Dwight Howard could step into the centre circle at the Beijing Olympics and extend a hand toward China's Yao Ming.
Hosts China look for gold
In a few weeks, the American basketball player Dwight Howard could step into the centre circle at the Beijing Olympics and extend a hand toward China's Yao Ming. It just might be the most loaded handshake since Richard Nixon went to China in 1972 and met Mao Zedong. And rather than usher in an era of co-operation between uneven rivals, the way the Nixon-Mao clasp did, this one will launch a 17-day competition between athletic superpowers for domination of the Olympics.
The United States departed Athens in 2004 with the biggest share of gold and the most medals overall - 35 and 103, compared with 32 and 63 for China and 27 and 92 for Russia.
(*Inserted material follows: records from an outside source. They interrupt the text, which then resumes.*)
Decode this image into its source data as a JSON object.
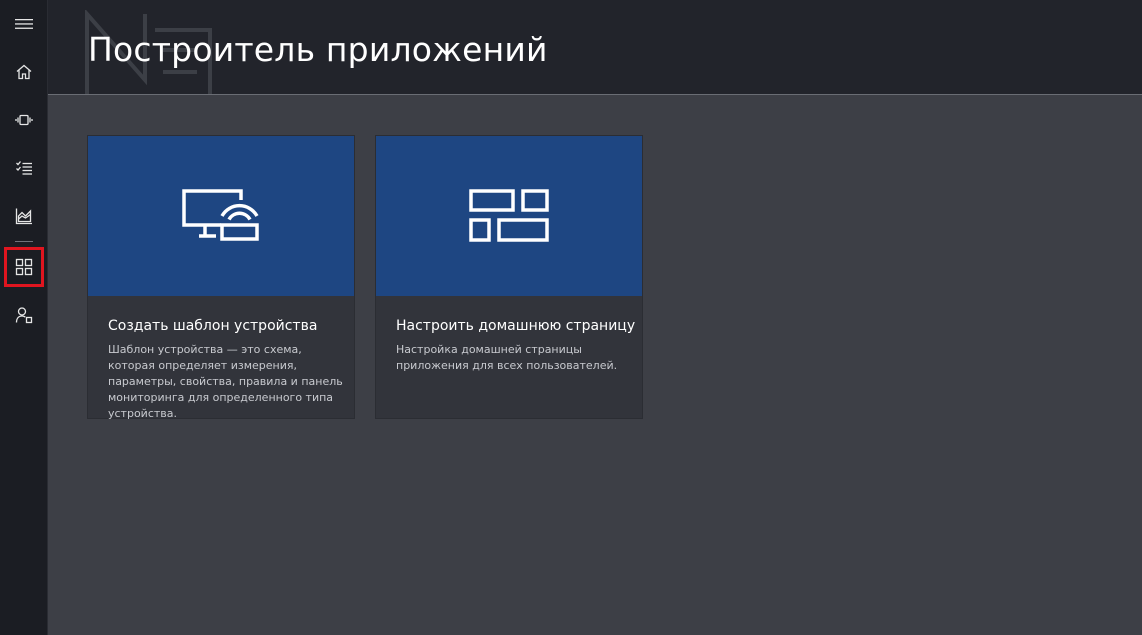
{
  "header": {
    "title": "Построитель приложений"
  },
  "nav": {
    "items": [
      {
        "icon": "menu-icon"
      },
      {
        "icon": "home-icon"
      },
      {
        "icon": "devices-icon"
      },
      {
        "icon": "rules-icon"
      },
      {
        "icon": "analytics-icon"
      },
      {
        "icon": "app-builder-icon",
        "selected": true
      },
      {
        "icon": "administration-icon"
      }
    ]
  },
  "cards": [
    {
      "icon": "device-template-icon",
      "title": "Создать шаблон устройства",
      "description": "Шаблон устройства — это схема, которая определяет измерения, параметры, свойства, правила и панель мониторинга для определенного типа устройства."
    },
    {
      "icon": "dashboard-layout-icon",
      "title": "Настроить домашнюю страницу",
      "description": "Настройка домашней страницы приложения для всех пользователей."
    }
  ],
  "colors": {
    "rail_bg": "#1b1d23",
    "header_bg": "#22242b",
    "content_bg": "#3d3f46",
    "card_banner": "#1e4682",
    "card_body": "#32343b",
    "selection_outline": "#e0151f"
  }
}
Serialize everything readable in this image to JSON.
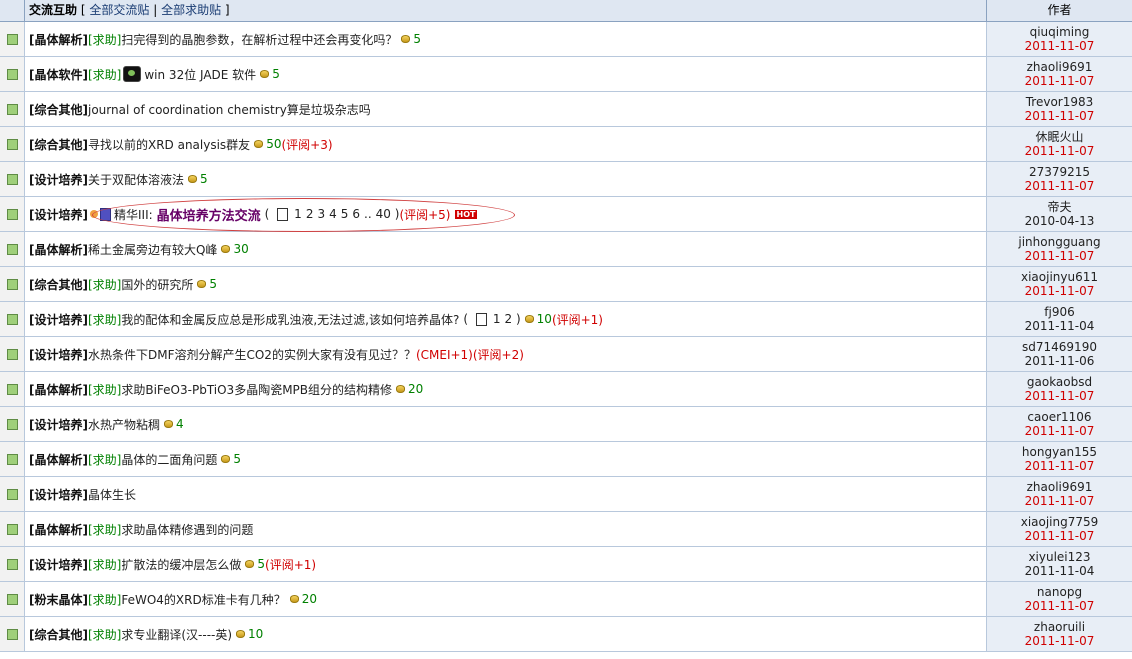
{
  "header": {
    "title": "交流互助",
    "bracket_open": "[",
    "link_all_exchange": "全部交流贴",
    "sep": "|",
    "link_all_help": "全部求助贴",
    "bracket_close": "]",
    "author_col": "作者"
  },
  "rows": [
    {
      "cat": "[晶体解析]",
      "help": "[求助]",
      "title": "扫完得到的晶胞参数，在解析过程中还会再变化吗？",
      "score": "5",
      "review": "",
      "author": "qiuqiming",
      "date": "2011-11-07",
      "date_color": "red"
    },
    {
      "cat": "[晶体软件]",
      "help": "[求助]",
      "title": "win 32位 JADE 软件",
      "score": "5",
      "review": "",
      "author": "zhaoli9691",
      "date": "2011-11-07",
      "date_color": "red"
    },
    {
      "cat": "[综合其他]",
      "help": "",
      "title": "journal of coordination chemistry算是垃圾杂志吗",
      "score": "",
      "review": "",
      "author": "Trevor1983",
      "date": "2011-11-07",
      "date_color": "red"
    },
    {
      "cat": "[综合其他]",
      "help": "",
      "title": "寻找以前的XRD analysis群友",
      "score": "50",
      "review": "(评阅+3)",
      "author": "休眠火山",
      "date": "2011-11-07",
      "date_color": "red"
    },
    {
      "cat": "[设计培养]",
      "help": "",
      "title": "关于双配体溶液法",
      "score": "5",
      "review": "",
      "author": "27379215",
      "date": "2011-11-07",
      "date_color": "red"
    },
    {
      "cat": "[设计培养]",
      "help": "",
      "title": "晶体培养方法交流",
      "score": "",
      "review": "(评阅+5)",
      "author": "帝夫",
      "date": "2010-04-13",
      "date_color": "black",
      "featured": true,
      "essence_label": "精华III:",
      "pages": [
        "1",
        "2",
        "3",
        "4",
        "5",
        "6",
        "..",
        "40"
      ],
      "hot": "HOT"
    },
    {
      "cat": "[晶体解析]",
      "help": "",
      "title": "稀土金属旁边有较大Q峰",
      "score": "30",
      "review": "",
      "author": "jinhongguang",
      "date": "2011-11-07",
      "date_color": "red"
    },
    {
      "cat": "[综合其他]",
      "help": "[求助]",
      "title": "国外的研究所",
      "score": "5",
      "review": "",
      "author": "xiaojinyu611",
      "date": "2011-11-07",
      "date_color": "red"
    },
    {
      "cat": "[设计培养]",
      "help": "[求助]",
      "title": "我的配体和金属反应总是形成乳浊液,无法过滤,该如何培养晶体?",
      "score": "10",
      "review": "(评阅+1)",
      "author": "fj906",
      "date": "2011-11-04",
      "date_color": "black",
      "pages": [
        "1",
        "2"
      ]
    },
    {
      "cat": "[设计培养]",
      "help": "",
      "title": "水热条件下DMF溶剂分解产生CO2的实例大家有没有见过？？",
      "score": "",
      "review": "(CMEI+1)(评阅+2)",
      "author": "sd71469190",
      "date": "2011-11-06",
      "date_color": "black"
    },
    {
      "cat": "[晶体解析]",
      "help": "[求助]",
      "title": "求助BiFeO3-PbTiO3多晶陶瓷MPB组分的结构精修",
      "score": "20",
      "review": "",
      "author": "gaokaobsd",
      "date": "2011-11-07",
      "date_color": "red"
    },
    {
      "cat": "[设计培养]",
      "help": "",
      "title": "水热产物粘稠",
      "score": "4",
      "review": "",
      "author": "caoer1106",
      "date": "2011-11-07",
      "date_color": "red"
    },
    {
      "cat": "[晶体解析]",
      "help": "[求助]",
      "title": "晶体的二面角问题",
      "score": "5",
      "review": "",
      "author": "hongyan155",
      "date": "2011-11-07",
      "date_color": "red"
    },
    {
      "cat": "[设计培养]",
      "help": "",
      "title": "晶体生长",
      "score": "",
      "review": "",
      "author": "zhaoli9691",
      "date": "2011-11-07",
      "date_color": "red"
    },
    {
      "cat": "[晶体解析]",
      "help": "[求助]",
      "title": "求助晶体精修遇到的问题",
      "score": "",
      "review": "",
      "author": "xiaojing7759",
      "date": "2011-11-07",
      "date_color": "red"
    },
    {
      "cat": "[设计培养]",
      "help": "[求助]",
      "title": "扩散法的缓冲层怎么做",
      "score": "5",
      "review": "(评阅+1)",
      "author": "xiyulei123",
      "date": "2011-11-04",
      "date_color": "black"
    },
    {
      "cat": "[粉末晶体]",
      "help": "[求助]",
      "title": "FeWO4的XRD标准卡有几种？",
      "score": "20",
      "review": "",
      "author": "nanopg",
      "date": "2011-11-07",
      "date_color": "red"
    },
    {
      "cat": "[综合其他]",
      "help": "[求助]",
      "title": "求专业翻译(汉----英)",
      "score": "10",
      "review": "",
      "author": "zhaoruili",
      "date": "2011-11-07",
      "date_color": "red"
    }
  ],
  "colors": {
    "help_green": "#008000",
    "date_red": "#d00000",
    "essence_purple": "#660066",
    "oval_red": "#d04040"
  },
  "icons": {
    "status": "green-square-icon",
    "coin": "coin-icon",
    "page": "page-icon",
    "hot": "hot-badge-icon",
    "essence": "essence-doc-icon",
    "software": "eye-icon"
  }
}
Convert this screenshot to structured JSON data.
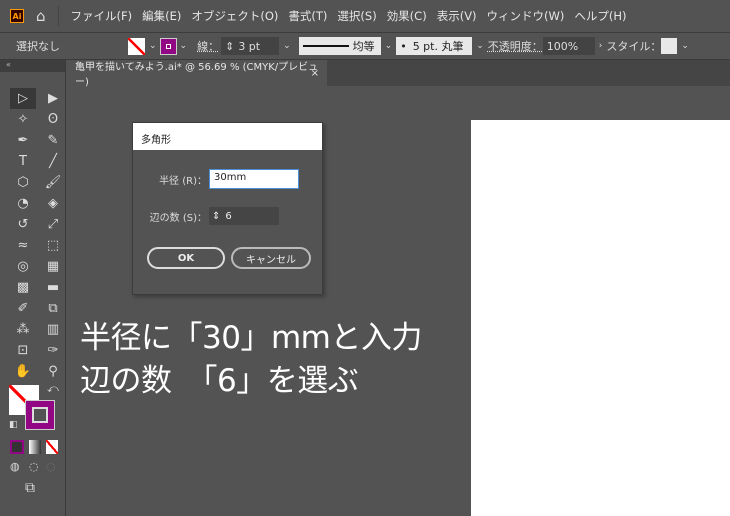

To turn the tables, localsheroes such as the hurdler Liu Xiang and diver Guo Jingjing must repeat their breakthrough performances of four years ago. Their countrymen must perform up to expectations in events such as table tennis, gymnastics, rowing and sailing, where tradition or intensive development programs have given them a leg up.
Back home in Beijing, Jenny Lang Ping is still known as the Iron Hammer' and revered for leading the Chinese women's volleyball team past the United States to win the gold medal at the 1984 Los Angeles Olympics. Lang now coaches the Americans and knows what to expect from even her most devoted fans if her old team runs up against her new one again. "When we play against China. they always cheer for China and not for me," she said.
China's ambitions extend beyond hosting the most successful Summer Games ever and providing a modern, orderly backdrop for a worldwide TV audience projected at four billion. It intends to claim the spot once held by the Soviets and more recently, the Americans, atop the medals table, too. The planet's most populous nation has been told that goal is the next logical step in its transformation from third-world status to leader of the 21st century.
"This is not a simple sports event at all," said the Chinese Olympic Committee vice president Tu Mingde. "Its meaning surpasses the importance of sports itself." To make sure the games run smoothly, the host country will deploy 550,000 volunteers to assist spectators and athletes. * AP